Content starts
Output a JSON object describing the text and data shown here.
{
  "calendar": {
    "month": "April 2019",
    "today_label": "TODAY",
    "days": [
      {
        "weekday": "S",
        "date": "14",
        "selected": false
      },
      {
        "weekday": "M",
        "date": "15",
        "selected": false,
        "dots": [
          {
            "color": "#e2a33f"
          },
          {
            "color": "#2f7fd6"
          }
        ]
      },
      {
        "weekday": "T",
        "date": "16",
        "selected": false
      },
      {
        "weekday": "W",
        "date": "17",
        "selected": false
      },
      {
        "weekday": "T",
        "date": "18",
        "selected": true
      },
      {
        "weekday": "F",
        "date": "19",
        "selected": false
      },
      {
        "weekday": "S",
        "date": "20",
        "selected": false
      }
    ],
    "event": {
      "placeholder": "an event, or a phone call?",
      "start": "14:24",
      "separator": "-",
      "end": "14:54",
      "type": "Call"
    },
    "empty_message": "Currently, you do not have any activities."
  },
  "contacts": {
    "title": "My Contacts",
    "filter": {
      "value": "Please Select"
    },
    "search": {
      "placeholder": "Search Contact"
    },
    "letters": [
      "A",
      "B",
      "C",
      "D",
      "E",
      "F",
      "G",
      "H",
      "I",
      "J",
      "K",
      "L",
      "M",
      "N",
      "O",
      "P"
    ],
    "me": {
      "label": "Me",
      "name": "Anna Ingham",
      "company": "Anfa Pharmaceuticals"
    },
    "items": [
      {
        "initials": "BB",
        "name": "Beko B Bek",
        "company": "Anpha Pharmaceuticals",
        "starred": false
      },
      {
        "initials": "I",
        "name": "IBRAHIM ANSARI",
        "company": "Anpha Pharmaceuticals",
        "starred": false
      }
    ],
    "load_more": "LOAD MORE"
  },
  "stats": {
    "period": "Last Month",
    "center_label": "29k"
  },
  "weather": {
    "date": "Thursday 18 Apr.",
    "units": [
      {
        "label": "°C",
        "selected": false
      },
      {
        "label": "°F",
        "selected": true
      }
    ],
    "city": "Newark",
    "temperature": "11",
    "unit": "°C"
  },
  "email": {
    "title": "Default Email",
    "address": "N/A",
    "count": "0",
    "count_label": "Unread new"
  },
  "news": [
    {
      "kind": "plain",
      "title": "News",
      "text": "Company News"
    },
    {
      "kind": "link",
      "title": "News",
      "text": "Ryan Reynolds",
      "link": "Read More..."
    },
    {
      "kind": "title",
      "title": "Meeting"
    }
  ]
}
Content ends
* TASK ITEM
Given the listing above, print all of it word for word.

* EXERCISE OUTPUT
Output a JSON object describing the text and data shown here.
{
  "calendar": {
    "month": "April 2019",
    "today_label": "TODAY",
    "days": [
      {
        "weekday": "S",
        "date": "14",
        "selected": false
      },
      {
        "weekday": "M",
        "date": "15",
        "selected": false,
        "dots": [
          {
            "color": "#e2a33f"
          },
          {
            "color": "#2f7fd6"
          }
        ]
      },
      {
        "weekday": "T",
        "date": "16",
        "selected": false
      },
      {
        "weekday": "W",
        "date": "17",
        "selected": false
      },
      {
        "weekday": "T",
        "date": "18",
        "selected": true
      },
      {
        "weekday": "F",
        "date": "19",
        "selected": false
      },
      {
        "weekday": "S",
        "date": "20",
        "selected": false
      }
    ],
    "event": {
      "placeholder": "an event, or a phone call?",
      "start": "14:24",
      "separator": "-",
      "end": "14:54",
      "type": "Call"
    },
    "empty_message": "Currently, you do not have any activities."
  },
  "contacts": {
    "title": "My Contacts",
    "filter": {
      "value": "Please Select"
    },
    "search": {
      "placeholder": "Search Contact"
    },
    "letters": [
      "A",
      "B",
      "C",
      "D",
      "E",
      "F",
      "G",
      "H",
      "I",
      "J",
      "K",
      "L",
      "M",
      "N",
      "O",
      "P"
    ],
    "me": {
      "label": "Me",
      "name": "Anna Ingham",
      "company": "Anfa Pharmaceuticals"
    },
    "items": [
      {
        "initials": "BB",
        "name": "Beko B Bek",
        "company": "Anpha Pharmaceuticals",
        "starred": false
      },
      {
        "initials": "I",
        "name": "IBRAHIM ANSARI",
        "company": "Anpha Pharmaceuticals",
        "starred": false
      }
    ],
    "load_more": "LOAD MORE"
  },
  "stats": {
    "period": "Last Month",
    "center_label": "29k"
  },
  "weather": {
    "date": "Thursday 18 Apr.",
    "units": [
      {
        "label": "°C",
        "selected": false
      },
      {
        "label": "°F",
        "selected": true
      }
    ],
    "city": "Newark",
    "temperature": "11",
    "unit": "°C"
  },
  "email": {
    "title": "Default Email",
    "address": "N/A",
    "count": "0",
    "count_label": "Unread new"
  },
  "news": [
    {
      "kind": "plain",
      "title": "News",
      "text": "Company News"
    },
    {
      "kind": "link",
      "title": "News",
      "text": "Ryan Reynolds",
      "link": "Read More..."
    },
    {
      "kind": "title",
      "title": "Meeting"
    }
  ]
}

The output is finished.